## Assignment
Lines from the material below that hold the string "Sterling" are what is needed; copy each of them.

--- START ---

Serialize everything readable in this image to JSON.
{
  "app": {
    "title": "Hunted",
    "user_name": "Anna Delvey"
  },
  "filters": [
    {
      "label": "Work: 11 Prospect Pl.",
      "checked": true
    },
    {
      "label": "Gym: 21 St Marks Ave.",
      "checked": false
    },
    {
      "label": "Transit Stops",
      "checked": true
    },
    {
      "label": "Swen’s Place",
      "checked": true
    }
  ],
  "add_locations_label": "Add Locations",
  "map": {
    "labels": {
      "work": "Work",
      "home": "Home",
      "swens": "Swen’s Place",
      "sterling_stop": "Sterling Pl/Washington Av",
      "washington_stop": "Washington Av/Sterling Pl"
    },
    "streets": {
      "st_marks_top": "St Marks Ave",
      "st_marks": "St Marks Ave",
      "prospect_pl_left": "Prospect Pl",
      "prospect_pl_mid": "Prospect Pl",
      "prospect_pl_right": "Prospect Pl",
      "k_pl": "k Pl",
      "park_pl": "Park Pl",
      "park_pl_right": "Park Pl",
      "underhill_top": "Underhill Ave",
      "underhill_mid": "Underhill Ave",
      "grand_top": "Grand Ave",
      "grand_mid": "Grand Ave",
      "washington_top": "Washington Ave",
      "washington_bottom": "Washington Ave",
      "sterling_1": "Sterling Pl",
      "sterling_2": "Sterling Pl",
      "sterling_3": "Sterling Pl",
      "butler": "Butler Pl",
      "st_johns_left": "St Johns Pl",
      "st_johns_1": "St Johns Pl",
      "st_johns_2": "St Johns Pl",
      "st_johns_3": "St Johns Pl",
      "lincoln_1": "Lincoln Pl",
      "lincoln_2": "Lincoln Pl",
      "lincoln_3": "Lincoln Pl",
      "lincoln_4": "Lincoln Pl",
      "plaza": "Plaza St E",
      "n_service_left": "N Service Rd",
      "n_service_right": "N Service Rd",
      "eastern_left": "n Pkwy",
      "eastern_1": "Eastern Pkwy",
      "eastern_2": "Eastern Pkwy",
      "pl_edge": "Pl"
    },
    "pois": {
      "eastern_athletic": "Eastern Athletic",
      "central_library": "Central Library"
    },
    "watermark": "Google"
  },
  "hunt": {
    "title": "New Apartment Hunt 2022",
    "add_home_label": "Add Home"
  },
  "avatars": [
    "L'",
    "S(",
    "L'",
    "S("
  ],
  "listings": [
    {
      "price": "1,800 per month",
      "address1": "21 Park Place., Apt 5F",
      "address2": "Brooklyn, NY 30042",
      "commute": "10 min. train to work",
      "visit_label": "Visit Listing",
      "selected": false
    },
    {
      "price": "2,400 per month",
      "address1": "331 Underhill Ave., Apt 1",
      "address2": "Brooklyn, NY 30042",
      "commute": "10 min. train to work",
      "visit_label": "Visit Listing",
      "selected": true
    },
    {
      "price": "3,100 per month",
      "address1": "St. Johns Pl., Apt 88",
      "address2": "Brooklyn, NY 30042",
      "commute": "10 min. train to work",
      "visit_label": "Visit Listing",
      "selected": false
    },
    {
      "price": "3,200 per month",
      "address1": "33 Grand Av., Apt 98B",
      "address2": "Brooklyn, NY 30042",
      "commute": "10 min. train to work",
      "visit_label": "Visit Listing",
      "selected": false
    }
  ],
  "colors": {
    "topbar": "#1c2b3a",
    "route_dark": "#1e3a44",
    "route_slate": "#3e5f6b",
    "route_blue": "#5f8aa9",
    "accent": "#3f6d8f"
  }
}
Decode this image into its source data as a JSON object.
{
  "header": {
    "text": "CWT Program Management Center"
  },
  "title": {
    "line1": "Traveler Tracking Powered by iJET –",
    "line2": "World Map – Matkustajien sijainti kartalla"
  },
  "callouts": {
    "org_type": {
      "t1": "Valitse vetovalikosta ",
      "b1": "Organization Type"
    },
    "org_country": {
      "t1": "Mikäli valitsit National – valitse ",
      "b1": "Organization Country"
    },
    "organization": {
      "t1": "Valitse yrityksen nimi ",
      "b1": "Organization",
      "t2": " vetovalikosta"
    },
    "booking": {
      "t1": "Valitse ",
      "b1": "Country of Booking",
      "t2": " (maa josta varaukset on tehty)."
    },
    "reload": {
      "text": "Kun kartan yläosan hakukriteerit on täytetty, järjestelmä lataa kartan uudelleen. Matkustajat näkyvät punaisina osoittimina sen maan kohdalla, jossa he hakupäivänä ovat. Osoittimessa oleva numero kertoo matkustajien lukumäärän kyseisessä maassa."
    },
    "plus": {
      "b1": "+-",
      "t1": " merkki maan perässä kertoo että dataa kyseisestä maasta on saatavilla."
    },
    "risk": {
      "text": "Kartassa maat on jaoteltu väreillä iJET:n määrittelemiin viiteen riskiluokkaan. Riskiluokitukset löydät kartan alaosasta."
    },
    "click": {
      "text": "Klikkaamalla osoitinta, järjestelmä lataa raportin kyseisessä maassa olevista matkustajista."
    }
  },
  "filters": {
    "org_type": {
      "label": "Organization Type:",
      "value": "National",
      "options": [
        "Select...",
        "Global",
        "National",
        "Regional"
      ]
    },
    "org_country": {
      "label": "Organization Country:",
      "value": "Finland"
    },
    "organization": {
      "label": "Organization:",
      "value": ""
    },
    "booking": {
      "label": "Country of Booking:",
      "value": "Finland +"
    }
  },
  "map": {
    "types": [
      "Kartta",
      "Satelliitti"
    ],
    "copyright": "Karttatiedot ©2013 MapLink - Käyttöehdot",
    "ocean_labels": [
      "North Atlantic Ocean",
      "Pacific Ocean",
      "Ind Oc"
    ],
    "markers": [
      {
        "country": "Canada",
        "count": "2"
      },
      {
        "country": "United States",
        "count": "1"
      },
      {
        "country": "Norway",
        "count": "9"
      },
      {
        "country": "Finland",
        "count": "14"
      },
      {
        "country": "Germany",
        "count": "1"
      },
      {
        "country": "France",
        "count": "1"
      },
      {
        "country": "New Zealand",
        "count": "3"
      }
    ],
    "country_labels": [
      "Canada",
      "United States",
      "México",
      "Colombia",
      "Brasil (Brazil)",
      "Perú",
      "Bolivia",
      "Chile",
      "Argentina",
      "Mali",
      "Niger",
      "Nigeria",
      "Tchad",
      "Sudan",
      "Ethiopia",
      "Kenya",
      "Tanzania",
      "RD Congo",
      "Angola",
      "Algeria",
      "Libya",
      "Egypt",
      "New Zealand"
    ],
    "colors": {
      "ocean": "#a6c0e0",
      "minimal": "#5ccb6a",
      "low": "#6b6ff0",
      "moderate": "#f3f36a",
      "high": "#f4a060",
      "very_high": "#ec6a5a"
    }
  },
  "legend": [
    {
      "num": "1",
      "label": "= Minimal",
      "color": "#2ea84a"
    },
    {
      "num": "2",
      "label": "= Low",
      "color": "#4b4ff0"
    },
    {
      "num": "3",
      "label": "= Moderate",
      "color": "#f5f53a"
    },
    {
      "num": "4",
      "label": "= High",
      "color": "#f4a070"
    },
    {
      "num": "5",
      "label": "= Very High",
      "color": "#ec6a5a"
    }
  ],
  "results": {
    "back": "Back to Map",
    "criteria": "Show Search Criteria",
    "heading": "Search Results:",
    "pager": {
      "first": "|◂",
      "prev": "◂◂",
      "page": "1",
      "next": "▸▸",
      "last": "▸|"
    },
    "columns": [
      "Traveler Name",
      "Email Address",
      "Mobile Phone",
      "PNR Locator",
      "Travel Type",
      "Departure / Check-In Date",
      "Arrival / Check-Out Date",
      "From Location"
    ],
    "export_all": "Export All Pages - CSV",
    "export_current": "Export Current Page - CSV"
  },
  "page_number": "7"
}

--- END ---

## Written reply
      "sterling_stop": "Sterling Pl/Washington Av",
      "washington_stop": "Washington Av/Sterling Pl"
      "sterling_1": "Sterling Pl",
      "sterling_2": "Sterling Pl",
      "sterling_3": "Sterling Pl",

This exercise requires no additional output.